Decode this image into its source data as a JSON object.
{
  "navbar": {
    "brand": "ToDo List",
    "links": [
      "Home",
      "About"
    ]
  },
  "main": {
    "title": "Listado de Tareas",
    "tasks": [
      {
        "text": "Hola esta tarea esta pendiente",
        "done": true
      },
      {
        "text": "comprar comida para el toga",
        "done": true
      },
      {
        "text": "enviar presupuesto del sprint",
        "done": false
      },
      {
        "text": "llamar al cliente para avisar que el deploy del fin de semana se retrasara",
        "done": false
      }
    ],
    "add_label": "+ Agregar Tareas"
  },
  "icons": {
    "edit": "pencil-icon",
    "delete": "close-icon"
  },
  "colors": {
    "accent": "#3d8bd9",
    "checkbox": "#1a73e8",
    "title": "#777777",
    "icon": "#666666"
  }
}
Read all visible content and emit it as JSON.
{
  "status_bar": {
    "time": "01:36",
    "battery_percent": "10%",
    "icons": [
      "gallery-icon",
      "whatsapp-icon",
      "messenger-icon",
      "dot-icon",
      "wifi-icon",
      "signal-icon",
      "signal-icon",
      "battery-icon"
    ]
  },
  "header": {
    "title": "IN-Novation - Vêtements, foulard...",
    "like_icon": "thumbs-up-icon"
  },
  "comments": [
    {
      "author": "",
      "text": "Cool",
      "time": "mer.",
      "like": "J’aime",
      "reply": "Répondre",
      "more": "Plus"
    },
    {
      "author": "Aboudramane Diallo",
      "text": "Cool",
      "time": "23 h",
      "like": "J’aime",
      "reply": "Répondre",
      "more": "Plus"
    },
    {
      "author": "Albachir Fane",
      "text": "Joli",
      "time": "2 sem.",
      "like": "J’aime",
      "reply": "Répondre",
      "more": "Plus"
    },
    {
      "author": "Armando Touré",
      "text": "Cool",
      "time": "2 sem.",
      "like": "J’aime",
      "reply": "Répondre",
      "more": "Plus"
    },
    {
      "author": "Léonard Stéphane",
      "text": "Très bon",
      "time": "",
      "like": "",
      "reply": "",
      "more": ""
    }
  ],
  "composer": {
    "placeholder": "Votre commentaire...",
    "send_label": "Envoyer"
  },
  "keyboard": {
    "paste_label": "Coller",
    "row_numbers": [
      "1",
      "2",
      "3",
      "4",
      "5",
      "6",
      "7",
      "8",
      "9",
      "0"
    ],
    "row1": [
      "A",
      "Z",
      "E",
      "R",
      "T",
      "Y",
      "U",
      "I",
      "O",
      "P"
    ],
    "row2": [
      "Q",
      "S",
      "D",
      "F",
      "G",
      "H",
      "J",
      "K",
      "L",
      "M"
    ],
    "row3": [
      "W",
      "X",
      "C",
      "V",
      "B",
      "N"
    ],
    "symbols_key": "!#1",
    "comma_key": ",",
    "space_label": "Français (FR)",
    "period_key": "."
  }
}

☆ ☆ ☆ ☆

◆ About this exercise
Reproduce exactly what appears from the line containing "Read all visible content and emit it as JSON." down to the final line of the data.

◆ Output for this exercise
Read all visible content and emit it as JSON.
{
  "status_bar": {
    "time": "01:36",
    "battery_percent": "10%",
    "icons": [
      "gallery-icon",
      "whatsapp-icon",
      "messenger-icon",
      "dot-icon",
      "wifi-icon",
      "signal-icon",
      "signal-icon",
      "battery-icon"
    ]
  },
  "header": {
    "title": "IN-Novation - Vêtements, foulard...",
    "like_icon": "thumbs-up-icon"
  },
  "comments": [
    {
      "author": "",
      "text": "Cool",
      "time": "mer.",
      "like": "J’aime",
      "reply": "Répondre",
      "more": "Plus"
    },
    {
      "author": "Aboudramane Diallo",
      "text": "Cool",
      "time": "23 h",
      "like": "J’aime",
      "reply": "Répondre",
      "more": "Plus"
    },
    {
      "author": "Albachir Fane",
      "text": "Joli",
      "time": "2 sem.",
      "like": "J’aime",
      "reply": "Répondre",
      "more": "Plus"
    },
    {
      "author": "Armando Touré",
      "text": "Cool",
      "time": "2 sem.",
      "like": "J’aime",
      "reply": "Répondre",
      "more": "Plus"
    },
    {
      "author": "Léonard Stéphane",
      "text": "Très bon",
      "time": "",
      "like": "",
      "reply": "",
      "more": ""
    }
  ],
  "composer": {
    "placeholder": "Votre commentaire...",
    "send_label": "Envoyer"
  },
  "keyboard": {
    "paste_label": "Coller",
    "row_numbers": [
      "1",
      "2",
      "3",
      "4",
      "5",
      "6",
      "7",
      "8",
      "9",
      "0"
    ],
    "row1": [
      "A",
      "Z",
      "E",
      "R",
      "T",
      "Y",
      "U",
      "I",
      "O",
      "P"
    ],
    "row2": [
      "Q",
      "S",
      "D",
      "F",
      "G",
      "H",
      "J",
      "K",
      "L",
      "M"
    ],
    "row3": [
      "W",
      "X",
      "C",
      "V",
      "B",
      "N"
    ],
    "symbols_key": "!#1",
    "comma_key": ",",
    "space_label": "Français (FR)",
    "period_key": "."
  }
}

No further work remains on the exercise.